Department of Environmental Protection Commissioner Bob Martin today announced that work has begun to remove approximately 40,000 cubic yards of fill dirt that was placed illegally within the flood zone of the Raritan River in Bound Brook, Somerset County. (Hassan, State Street Wire)
From the Back Room
Christie backs Brown
Gov.Chris Christie is set to endorse U.S. Sen Scott Brown of Massachusetts in his reelection bid.
Christie is headlining a fundraiser for Brown Monday at the Westin Copley in Boston.
“Scott Brown and I share a commitment to taking on today’s most difficult challenges by reforming government, balancing budgets and making tough choices,” Christie said in a statement released by the Brown campaign. “He is battling to bring the same kind of fiscal discipline to Washington that I am fighting for in New Jersey. Scott cuts through the baloney and calls the issues like he sees them, and I am proud to endorse his campaign.” (Isherwood, PolitickerNJ)
Super Tuesday looking good for Romney
A slew of polls were released on the eve of sorta-Super Tuesday. It’s not quite the stellar lineup originally planned. Texas pushed its primary back to May because of Congressional redistricting hiccups and Virginia is already in the Mitt Romney column because Rick Santorum and Newt Gingrich failed to qualify for the ballot there. Regardless, the signs point to the inevitability of a Romney nomination if he does well on March 6.
The polling aggregators at both Real Clear Politics and Huffington Post show the closely watched state of Ohio as a dead heat. However, the trend lines clearly show Romney gaining and Santorum dropping over the past week. And as we saw last week in Michigan, that trend was predictive of the final outcome. (Murray, PolitickerNJ)
The more moderate, yogi-like Christie
Governor Christie trotted out a new role Monday as the GOP’s calm, all-seeing, all knowing yogi. He even recommended breathing exercises.
“We’ll get through it,” Christie said at a State House news conference. “Everybody who gets frantic with this stuff in my party should take a deep breath and relax. The election is not for eight months.”
Voters are desperate for an economic rebirth, but the GOP “conversation” is consumed with birth control, leaving establishment Republicans fearing a meltdown in November. Some worry that the recent fixation on social wedge issues will scare away women, independents and even some soft Democrats disgusted with President Obama’s stewardship. Debating prescription coverage for contraceptives might be perfectly acceptable in the privacy of a party retreat, but on the campaign trail, it’s a prescription for disaster. (Stile, The Record)

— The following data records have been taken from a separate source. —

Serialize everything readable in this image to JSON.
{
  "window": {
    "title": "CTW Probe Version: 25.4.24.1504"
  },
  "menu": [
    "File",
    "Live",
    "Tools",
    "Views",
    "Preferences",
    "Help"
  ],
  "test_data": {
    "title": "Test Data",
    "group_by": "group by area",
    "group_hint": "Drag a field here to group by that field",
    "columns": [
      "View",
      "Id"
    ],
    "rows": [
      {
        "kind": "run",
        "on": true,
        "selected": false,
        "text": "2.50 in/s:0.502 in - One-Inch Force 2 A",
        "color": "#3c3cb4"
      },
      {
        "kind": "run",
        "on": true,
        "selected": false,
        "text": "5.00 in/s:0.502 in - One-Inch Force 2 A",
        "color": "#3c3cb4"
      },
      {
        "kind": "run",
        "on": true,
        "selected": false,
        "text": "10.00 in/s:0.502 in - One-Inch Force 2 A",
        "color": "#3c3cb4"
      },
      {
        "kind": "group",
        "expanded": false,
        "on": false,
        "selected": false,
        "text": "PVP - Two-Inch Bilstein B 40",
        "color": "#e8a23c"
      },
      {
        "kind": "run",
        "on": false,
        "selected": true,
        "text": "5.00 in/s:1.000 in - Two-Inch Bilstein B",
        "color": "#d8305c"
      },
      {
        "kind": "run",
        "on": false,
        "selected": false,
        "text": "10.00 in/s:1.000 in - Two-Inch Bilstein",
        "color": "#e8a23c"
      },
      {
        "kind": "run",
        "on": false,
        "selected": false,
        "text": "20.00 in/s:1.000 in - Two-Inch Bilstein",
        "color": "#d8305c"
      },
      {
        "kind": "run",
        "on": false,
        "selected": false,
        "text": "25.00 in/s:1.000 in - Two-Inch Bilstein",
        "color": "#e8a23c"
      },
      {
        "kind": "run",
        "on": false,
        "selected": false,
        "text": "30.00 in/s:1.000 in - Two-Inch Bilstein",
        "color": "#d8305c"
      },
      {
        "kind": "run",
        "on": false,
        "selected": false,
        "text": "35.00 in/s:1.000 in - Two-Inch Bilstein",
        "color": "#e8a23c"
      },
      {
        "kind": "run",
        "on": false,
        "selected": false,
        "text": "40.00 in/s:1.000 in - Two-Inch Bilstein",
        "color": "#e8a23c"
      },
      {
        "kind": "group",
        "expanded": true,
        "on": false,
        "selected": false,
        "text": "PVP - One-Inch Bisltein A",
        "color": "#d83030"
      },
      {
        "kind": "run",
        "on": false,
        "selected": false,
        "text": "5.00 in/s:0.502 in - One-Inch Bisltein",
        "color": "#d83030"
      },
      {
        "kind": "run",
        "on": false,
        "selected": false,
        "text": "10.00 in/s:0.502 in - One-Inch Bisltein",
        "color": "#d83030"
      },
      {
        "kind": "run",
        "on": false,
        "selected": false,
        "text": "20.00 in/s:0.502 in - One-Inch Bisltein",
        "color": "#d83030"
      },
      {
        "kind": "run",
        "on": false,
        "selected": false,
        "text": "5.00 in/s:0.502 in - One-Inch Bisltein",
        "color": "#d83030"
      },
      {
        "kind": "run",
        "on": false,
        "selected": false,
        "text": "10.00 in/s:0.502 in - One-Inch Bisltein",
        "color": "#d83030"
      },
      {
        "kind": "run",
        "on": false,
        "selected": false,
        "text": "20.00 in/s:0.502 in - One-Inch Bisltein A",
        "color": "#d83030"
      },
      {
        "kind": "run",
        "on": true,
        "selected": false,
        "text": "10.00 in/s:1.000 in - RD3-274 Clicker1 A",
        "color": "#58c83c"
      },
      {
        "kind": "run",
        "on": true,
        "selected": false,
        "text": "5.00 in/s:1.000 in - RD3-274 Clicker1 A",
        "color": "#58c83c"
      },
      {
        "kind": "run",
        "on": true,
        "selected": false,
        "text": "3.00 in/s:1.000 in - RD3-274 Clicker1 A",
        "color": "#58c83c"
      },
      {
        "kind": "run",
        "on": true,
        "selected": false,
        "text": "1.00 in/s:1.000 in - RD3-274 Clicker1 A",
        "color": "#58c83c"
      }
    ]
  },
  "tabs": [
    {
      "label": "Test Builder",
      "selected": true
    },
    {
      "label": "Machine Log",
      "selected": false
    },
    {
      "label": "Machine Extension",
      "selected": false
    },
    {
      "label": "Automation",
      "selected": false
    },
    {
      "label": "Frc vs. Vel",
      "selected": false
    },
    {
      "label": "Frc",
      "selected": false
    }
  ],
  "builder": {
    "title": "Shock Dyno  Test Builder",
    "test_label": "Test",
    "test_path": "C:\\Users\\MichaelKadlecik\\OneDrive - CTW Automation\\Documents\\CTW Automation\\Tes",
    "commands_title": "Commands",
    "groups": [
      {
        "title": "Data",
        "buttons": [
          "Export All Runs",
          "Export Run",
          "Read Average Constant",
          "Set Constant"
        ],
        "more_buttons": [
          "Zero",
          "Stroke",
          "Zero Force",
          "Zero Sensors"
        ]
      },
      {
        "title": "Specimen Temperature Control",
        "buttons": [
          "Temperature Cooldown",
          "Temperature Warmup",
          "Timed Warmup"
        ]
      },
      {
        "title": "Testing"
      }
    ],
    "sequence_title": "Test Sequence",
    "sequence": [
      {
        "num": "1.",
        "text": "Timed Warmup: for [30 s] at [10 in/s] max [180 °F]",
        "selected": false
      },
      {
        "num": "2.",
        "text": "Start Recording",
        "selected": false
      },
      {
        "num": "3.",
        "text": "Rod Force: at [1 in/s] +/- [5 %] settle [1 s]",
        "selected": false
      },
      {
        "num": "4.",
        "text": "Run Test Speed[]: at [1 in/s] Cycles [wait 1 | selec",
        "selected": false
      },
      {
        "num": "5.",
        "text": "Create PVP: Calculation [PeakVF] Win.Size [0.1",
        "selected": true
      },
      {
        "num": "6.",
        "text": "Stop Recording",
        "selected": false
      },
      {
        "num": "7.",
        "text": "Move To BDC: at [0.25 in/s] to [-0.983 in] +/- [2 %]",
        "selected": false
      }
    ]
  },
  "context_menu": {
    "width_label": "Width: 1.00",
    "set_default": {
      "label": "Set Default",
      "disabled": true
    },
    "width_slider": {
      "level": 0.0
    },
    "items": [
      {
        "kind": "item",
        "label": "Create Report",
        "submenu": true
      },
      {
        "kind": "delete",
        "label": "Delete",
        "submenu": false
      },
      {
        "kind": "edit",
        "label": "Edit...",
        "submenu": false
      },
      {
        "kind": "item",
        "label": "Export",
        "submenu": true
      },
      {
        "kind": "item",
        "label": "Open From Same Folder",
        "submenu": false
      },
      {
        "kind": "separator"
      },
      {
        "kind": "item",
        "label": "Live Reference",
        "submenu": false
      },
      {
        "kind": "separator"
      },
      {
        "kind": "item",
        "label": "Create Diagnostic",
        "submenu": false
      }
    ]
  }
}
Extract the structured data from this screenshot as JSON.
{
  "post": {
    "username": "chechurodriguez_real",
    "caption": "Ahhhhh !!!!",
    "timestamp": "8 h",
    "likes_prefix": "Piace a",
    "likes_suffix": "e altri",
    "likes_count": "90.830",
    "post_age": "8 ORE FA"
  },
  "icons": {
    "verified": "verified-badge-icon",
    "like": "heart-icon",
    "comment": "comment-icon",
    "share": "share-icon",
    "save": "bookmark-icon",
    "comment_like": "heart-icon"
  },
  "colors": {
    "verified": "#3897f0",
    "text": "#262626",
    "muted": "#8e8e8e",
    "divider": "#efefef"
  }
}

Christie calls for calm in political storm
Rush Limbaugh has apologized once again. Republican presidential candidates are struggling to avoid saying the wrong thing. And the Internet is on fire with those either agreeing with or excoriating those who seek mandated insurance coverage for contraceptives are morally reprehensible.
Gov. Chris Christie’s advice?
“Everybody’s who kind of frantic about this stuff in my party should take a deep breath and relax,” the governor said at a press conference on Monday. (Schoonejongen, Gannett)